§ Task item
Go through the records and count the lines where the string "bidla" occurs. Reply with the number only.

§ Input
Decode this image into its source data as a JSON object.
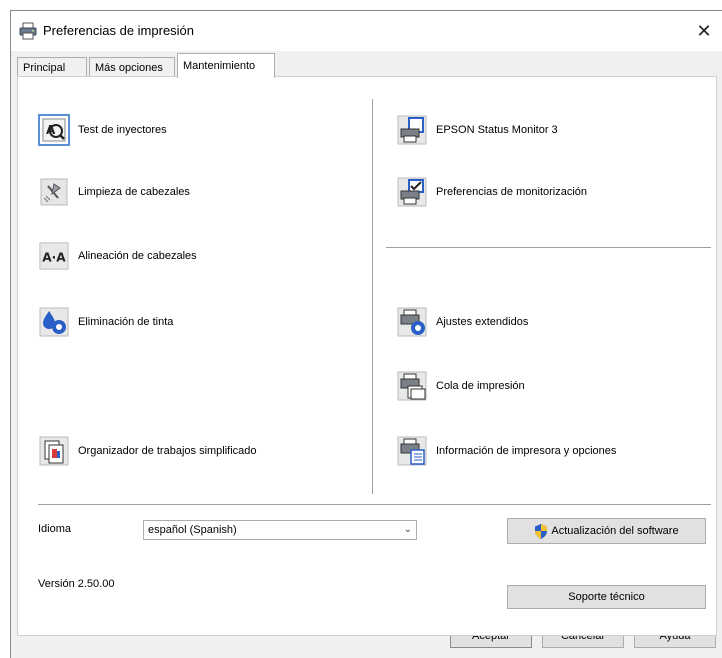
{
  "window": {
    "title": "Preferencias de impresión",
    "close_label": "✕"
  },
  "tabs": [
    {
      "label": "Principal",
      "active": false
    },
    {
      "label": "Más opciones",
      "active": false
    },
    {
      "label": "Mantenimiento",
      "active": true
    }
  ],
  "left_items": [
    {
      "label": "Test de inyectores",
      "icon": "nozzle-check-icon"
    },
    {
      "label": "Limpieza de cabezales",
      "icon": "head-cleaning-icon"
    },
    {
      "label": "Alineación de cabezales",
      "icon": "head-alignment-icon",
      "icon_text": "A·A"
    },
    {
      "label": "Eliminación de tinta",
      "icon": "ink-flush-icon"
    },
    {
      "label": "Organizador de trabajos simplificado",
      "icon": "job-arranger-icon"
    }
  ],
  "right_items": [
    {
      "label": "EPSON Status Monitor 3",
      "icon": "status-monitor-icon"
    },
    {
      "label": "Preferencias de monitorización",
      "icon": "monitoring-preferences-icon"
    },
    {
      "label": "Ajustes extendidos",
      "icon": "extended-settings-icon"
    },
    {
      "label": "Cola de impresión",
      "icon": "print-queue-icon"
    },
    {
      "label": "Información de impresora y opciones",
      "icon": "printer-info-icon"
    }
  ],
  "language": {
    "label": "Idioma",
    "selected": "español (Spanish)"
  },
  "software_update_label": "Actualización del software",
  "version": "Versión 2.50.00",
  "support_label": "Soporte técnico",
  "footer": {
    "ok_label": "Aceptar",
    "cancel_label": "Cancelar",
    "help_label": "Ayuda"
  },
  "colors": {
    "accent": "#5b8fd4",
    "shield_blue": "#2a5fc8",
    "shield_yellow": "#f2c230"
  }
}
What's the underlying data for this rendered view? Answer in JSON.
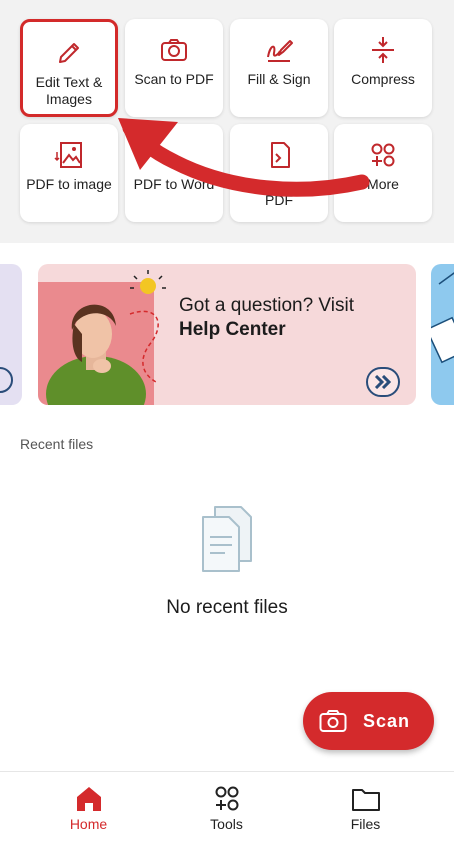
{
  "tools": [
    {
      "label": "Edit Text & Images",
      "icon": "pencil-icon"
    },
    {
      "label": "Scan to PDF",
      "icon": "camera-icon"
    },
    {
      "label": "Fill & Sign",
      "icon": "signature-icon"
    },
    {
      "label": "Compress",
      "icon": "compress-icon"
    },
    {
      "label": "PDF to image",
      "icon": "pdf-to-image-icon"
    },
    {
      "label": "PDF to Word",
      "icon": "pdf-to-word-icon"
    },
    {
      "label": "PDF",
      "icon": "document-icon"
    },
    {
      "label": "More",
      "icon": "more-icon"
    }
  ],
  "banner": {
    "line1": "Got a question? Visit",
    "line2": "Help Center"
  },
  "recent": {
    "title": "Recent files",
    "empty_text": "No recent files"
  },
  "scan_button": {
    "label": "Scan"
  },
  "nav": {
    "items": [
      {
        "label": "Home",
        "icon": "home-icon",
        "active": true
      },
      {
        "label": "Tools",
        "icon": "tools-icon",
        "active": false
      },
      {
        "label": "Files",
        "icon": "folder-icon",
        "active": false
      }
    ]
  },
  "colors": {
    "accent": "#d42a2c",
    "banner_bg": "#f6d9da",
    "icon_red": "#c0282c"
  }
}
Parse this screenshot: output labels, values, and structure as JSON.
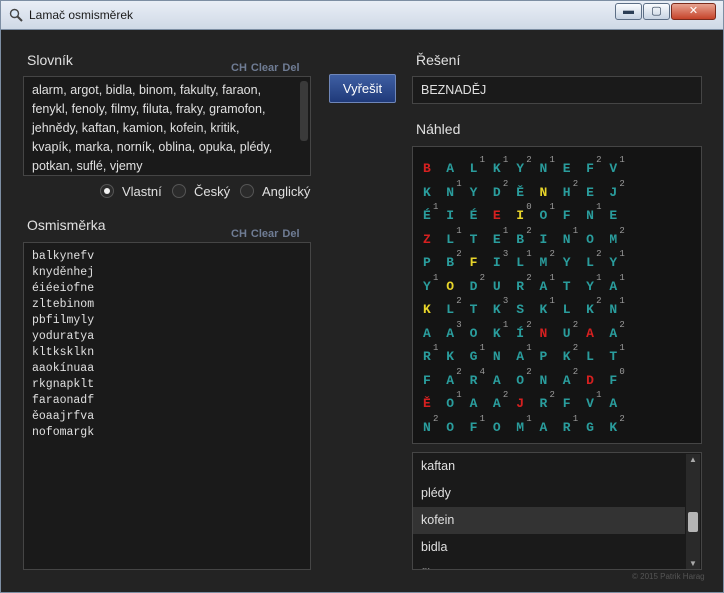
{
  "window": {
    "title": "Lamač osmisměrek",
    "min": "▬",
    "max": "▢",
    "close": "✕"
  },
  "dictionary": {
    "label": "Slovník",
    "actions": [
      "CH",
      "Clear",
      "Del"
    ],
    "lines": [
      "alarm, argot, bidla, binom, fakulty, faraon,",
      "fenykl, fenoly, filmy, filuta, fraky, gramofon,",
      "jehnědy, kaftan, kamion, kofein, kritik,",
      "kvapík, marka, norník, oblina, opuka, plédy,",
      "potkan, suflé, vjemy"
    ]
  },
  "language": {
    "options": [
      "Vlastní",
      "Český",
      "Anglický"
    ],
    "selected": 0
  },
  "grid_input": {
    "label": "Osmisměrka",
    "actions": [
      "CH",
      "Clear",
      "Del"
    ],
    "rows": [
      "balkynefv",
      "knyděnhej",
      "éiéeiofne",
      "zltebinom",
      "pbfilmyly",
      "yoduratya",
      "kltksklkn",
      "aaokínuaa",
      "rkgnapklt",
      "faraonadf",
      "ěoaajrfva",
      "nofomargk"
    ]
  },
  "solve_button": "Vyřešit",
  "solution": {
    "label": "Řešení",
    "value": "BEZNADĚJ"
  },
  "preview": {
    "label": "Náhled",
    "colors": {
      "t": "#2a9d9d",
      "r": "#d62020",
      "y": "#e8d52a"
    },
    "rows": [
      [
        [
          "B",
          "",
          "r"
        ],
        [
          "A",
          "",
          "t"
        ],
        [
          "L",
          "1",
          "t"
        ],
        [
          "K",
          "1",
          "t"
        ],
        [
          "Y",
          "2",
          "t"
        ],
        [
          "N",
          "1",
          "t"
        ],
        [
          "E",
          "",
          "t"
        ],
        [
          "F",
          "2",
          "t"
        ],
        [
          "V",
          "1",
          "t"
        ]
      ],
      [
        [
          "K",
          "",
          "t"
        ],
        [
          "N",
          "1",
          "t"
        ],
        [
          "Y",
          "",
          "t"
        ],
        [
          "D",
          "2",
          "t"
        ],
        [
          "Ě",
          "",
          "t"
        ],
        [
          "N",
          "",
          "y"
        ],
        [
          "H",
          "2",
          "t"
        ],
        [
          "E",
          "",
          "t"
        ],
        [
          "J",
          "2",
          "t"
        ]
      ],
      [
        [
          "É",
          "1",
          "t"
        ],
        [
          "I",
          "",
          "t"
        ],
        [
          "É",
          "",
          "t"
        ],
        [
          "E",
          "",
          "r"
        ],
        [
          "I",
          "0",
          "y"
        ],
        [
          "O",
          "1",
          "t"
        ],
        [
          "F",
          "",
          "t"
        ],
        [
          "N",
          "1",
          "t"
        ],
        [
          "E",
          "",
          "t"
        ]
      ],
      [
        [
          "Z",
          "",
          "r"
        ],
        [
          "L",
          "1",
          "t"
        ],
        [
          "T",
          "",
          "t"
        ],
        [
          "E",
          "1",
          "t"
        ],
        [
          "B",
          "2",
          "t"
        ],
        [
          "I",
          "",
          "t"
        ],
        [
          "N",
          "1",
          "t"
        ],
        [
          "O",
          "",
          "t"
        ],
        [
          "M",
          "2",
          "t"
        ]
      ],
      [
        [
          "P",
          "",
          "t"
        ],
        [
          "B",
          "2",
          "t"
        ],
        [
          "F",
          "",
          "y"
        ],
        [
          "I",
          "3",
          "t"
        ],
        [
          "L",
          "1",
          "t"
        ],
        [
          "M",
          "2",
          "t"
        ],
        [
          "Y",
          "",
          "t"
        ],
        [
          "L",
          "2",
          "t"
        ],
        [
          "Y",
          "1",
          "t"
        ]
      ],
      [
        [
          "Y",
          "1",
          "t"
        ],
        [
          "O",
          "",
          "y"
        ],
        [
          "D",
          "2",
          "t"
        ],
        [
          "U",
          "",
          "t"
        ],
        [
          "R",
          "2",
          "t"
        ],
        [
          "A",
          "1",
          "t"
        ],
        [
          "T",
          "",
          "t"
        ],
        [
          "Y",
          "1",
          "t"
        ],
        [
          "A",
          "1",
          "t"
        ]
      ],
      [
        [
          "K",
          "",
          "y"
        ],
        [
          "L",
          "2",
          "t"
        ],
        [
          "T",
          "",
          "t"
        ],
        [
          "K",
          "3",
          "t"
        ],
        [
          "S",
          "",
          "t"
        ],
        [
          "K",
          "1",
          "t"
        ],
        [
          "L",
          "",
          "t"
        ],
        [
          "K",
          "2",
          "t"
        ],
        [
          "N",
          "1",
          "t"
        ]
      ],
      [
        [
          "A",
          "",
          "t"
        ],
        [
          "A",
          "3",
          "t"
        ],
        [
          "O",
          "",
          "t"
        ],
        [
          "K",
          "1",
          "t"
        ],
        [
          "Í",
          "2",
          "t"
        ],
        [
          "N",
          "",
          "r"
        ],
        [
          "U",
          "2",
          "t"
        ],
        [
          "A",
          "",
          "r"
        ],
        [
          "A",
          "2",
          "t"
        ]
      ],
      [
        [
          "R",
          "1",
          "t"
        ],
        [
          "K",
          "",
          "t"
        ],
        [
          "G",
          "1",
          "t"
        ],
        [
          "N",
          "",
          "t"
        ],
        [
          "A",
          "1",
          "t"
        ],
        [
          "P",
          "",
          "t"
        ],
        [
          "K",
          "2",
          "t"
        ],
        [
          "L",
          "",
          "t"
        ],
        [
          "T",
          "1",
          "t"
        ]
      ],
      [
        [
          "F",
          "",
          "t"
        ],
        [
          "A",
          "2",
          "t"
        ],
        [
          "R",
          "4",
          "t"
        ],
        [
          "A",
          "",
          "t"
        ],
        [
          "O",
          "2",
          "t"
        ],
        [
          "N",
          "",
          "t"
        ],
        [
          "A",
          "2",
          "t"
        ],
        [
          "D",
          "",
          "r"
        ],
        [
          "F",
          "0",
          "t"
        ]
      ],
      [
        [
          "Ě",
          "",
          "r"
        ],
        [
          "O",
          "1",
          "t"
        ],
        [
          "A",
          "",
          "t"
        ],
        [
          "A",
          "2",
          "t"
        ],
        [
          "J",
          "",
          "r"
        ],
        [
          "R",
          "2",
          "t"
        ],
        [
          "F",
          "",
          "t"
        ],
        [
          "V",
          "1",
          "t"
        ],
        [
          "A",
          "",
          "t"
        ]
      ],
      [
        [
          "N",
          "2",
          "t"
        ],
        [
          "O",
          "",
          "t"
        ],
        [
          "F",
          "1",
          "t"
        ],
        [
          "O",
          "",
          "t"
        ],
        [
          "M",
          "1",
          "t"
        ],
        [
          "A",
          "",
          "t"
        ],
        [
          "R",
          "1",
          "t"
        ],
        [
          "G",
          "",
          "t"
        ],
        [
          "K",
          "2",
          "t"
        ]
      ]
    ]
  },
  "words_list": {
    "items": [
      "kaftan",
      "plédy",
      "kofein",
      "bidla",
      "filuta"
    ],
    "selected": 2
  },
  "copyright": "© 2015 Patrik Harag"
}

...

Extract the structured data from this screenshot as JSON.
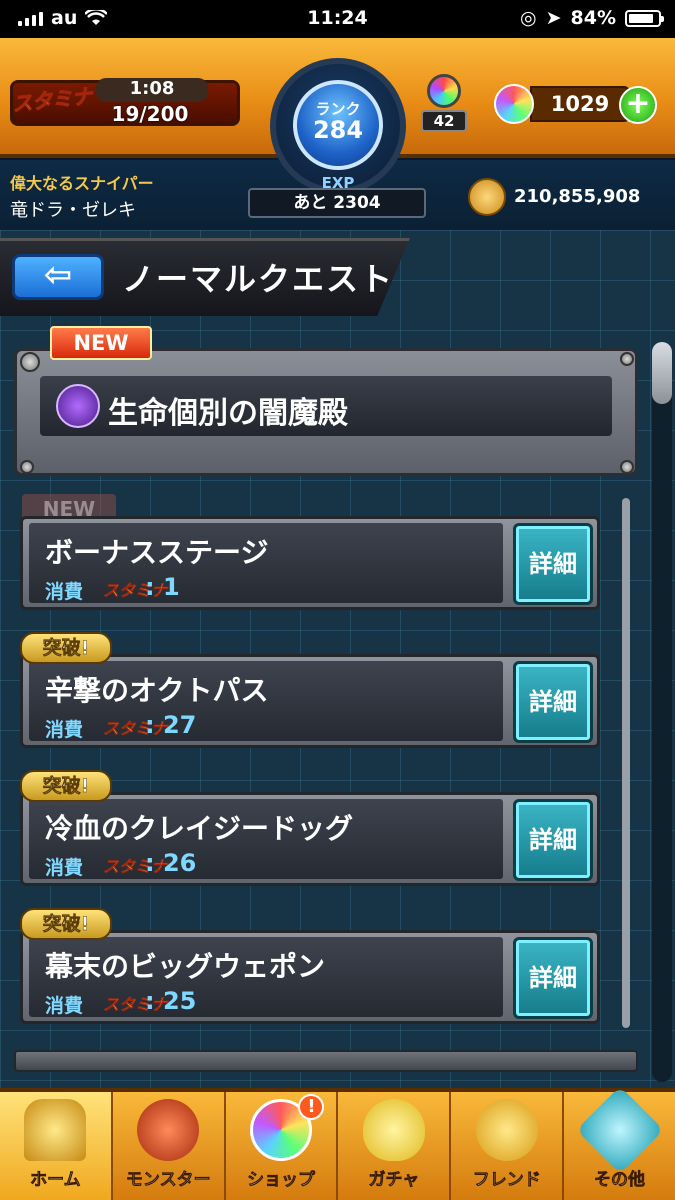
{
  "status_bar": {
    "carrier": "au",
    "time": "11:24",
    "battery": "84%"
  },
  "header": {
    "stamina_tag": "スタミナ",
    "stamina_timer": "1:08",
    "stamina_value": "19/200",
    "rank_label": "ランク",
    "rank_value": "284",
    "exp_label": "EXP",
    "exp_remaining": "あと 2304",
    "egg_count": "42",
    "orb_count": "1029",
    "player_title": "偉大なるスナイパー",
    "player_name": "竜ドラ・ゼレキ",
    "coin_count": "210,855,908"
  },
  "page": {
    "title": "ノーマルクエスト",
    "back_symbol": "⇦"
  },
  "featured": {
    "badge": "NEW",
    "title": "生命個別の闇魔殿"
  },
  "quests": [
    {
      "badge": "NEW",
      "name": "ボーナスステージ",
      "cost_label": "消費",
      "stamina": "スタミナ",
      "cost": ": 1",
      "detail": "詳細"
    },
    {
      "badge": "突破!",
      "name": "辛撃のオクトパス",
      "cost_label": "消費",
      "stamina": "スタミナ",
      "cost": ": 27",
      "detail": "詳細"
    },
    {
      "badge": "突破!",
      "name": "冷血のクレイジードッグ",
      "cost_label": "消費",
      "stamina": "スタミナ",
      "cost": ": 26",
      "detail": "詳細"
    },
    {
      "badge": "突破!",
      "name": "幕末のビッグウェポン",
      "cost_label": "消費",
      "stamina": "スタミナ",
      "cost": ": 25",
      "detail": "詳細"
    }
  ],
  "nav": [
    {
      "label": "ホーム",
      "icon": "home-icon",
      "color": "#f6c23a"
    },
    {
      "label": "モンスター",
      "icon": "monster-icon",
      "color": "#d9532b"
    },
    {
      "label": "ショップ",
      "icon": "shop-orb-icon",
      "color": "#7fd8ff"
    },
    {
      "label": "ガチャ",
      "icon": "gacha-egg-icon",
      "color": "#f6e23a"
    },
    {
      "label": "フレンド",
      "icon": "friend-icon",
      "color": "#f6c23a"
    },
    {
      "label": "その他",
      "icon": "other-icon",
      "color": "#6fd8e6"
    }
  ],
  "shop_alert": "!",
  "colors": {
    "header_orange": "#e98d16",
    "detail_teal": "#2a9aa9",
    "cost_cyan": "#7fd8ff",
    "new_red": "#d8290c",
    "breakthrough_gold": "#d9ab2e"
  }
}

§ Result of this task
2